**Data for the task**
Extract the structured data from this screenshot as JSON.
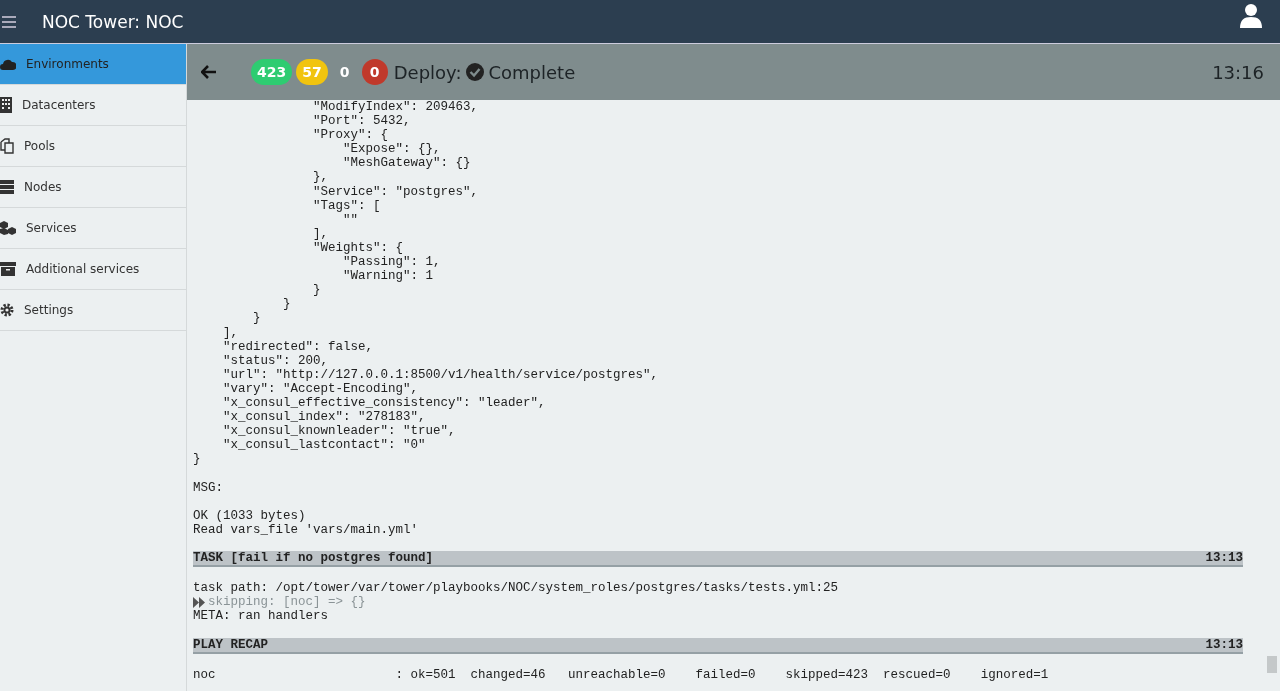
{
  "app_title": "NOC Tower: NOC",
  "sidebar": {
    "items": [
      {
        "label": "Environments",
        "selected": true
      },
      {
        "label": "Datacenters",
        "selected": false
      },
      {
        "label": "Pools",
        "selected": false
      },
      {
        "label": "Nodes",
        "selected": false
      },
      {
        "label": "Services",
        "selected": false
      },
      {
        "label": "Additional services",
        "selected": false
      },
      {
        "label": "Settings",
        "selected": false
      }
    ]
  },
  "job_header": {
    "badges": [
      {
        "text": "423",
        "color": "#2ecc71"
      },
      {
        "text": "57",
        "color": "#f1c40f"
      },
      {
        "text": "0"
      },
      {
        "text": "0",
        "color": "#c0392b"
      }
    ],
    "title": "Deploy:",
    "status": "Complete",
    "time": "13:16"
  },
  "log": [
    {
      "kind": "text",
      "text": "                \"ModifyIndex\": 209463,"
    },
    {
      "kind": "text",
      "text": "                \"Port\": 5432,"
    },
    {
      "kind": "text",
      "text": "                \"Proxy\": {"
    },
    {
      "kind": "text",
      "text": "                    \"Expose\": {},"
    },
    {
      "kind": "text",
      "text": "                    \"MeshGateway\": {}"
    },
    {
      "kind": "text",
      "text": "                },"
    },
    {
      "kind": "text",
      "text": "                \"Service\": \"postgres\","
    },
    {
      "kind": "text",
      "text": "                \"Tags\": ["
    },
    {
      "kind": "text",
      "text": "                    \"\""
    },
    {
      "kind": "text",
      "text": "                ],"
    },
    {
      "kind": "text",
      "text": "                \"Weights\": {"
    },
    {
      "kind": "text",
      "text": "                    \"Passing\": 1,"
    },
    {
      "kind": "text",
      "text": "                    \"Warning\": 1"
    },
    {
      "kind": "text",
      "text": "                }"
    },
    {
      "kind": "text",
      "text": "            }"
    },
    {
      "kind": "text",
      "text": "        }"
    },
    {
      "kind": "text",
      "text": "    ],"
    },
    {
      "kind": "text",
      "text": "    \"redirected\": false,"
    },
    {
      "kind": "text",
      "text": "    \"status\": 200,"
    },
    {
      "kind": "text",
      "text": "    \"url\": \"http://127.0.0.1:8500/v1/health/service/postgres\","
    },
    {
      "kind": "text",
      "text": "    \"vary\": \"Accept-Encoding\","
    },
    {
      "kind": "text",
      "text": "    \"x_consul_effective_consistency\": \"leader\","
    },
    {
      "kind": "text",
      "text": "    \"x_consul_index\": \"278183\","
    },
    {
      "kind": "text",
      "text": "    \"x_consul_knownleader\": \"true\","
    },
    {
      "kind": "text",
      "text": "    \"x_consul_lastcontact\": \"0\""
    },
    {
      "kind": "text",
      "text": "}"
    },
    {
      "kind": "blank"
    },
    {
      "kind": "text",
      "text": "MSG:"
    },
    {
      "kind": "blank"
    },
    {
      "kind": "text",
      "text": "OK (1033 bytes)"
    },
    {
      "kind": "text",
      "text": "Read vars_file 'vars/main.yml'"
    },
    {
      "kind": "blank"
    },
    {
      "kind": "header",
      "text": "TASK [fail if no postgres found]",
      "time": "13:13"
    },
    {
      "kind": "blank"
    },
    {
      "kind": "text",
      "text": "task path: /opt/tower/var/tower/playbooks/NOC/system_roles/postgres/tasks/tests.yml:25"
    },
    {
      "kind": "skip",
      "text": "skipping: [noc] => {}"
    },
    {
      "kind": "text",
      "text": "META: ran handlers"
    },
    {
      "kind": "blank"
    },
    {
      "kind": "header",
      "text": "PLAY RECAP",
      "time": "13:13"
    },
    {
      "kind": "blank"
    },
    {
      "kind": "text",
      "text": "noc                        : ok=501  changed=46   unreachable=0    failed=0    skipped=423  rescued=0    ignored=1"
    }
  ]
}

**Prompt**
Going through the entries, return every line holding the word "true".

**Solved exercise**
        "selected": true
      "text": "    \"x_consul_knownleader\": \"true\","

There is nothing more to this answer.